Instead of modifying, consider optimizing
Since the beginning of car collecting, one foundational ideal has remained—that of the 100-point, concours-perfect, unmodified, unsoiled, flawless car. You know, the one that looks as if it just emerged from a hermetically sealed chamber and can only be handled with a fresh pair of white gloves.
Price guides have long sung the virtues of perfection, and even casual observers can be quick to criticize or dismiss any car presented with a recognizable modification or imperfection.
These decades of programming have put us all in a real predicament when we wake up owning a collectible car: What if we realize that a trailer queen is no fun and we actually want to use it? Heck, what if we realize old cars can be made better with modern technology so we can enjoy driving them more? Bite your tongue, heathen!
Thankfully, the tide is turning. People are using their cars, and when they are done using them, the subsequent buyers are often seeing the value in a car that has been getting exercise rather than stumbling around on crappy bias-ply tires, smelling of rotten fuel and harboring a fear of the open road.
But how modified is too modified, and is making an old car perform better financial suicide? Will you spend a bunch of money just to lose it, plus much of the car’s value while you’re at it?
The answer is as complex as you might imagine. Some cars you don’t mess with. If you have a Duesenberg SJ or a Ferrari 250 GTO, forget LS swaps and EFI conversions. However, if you have any number of “lesser” cars such as an early 911, a Corvette, a Mustang, or even a 300SL Gullwing, you’re in luck; the market has shown you can indeed make it the car you want without lighting money on fire.
That means easily reversible upgrades that can be bolted on—and later unbolted. These days, even more invasive items such as hidden air conditioning in that 300SL or electric power-steering assist on a Ferrari Daytona are things that actually add value.
Of course, it seems that some vehicles are worth more money the more custom they are. Full-on “restomod” 1969 Camaros routinely sell for more than even a gorgeous factory Z/28. Similarly, early Broncos, C1 and C2 Corvettes, old pickup trucks, and especially “reimagined” Porsche 911s all bring far more than flawless bone-stock examples do. That said, it’s important to note that although a $200K Camaro sale looks impressive, it was likely a $350K build. It takes a real pro, and top-notch quality and specs, to come out ahead when straying far from stock.

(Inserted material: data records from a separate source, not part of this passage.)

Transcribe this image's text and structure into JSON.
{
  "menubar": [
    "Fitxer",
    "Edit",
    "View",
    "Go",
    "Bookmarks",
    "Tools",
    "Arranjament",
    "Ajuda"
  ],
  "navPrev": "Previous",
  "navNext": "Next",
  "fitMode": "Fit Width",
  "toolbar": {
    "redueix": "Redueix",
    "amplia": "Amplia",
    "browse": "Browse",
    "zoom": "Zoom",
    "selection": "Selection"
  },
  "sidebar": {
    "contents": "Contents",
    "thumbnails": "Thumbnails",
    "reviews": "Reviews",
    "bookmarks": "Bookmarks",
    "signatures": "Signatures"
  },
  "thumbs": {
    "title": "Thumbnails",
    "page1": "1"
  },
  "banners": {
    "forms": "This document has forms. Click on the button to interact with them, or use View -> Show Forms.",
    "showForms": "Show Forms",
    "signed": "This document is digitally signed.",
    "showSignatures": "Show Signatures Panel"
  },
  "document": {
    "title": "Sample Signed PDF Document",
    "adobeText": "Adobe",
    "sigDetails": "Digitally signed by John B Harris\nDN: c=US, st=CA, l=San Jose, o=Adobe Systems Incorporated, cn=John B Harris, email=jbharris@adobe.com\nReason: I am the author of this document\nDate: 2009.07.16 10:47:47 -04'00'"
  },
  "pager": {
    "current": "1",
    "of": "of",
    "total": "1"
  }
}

Which is why I think the smart money lives in “reasonable” modifications. For years, I’ve been doing what I call optimizing old cars. For example, preparing a 1965 Shelby GT350 for rally use with good radial tires; upgraded shocks; electronic ignition; ethanol-safe fuel systems; a vibration-free aluminum driveshaft and high-speed-friendly ring-and-pinion; carbon-Kevlar brake linings; and other little tweaks that transform how the car drives. Or, let’s say you have a Jaguar XK 120 or E-Type. Those are great candidates for modern high-capacity aluminum radiators and electric cooling fans, as well as similar common-sense items as noted above. No matter the car, the goal is the same—usability. The best part is that when it comes time to sell, the only financial burden these changes will impose is the cost of returning the car to stock. Time and again, the market has shown that lightly modified cars don’t suffer in value as a result of their upgrades. The corollary is a seismic shift in people seeking out such cars that are ready to be driven and enjoyed, rather than pushed around a warehouse.
Going all-in with a full custom build will always be a decision not to be taken lightly. I’d argue it’s easier on the conscience (and the wallet) to simply spend a little, change a few things out, and tinker with your car to get out there and enjoy driving it. It’s an even better investment than the one you made buying the car in the first place.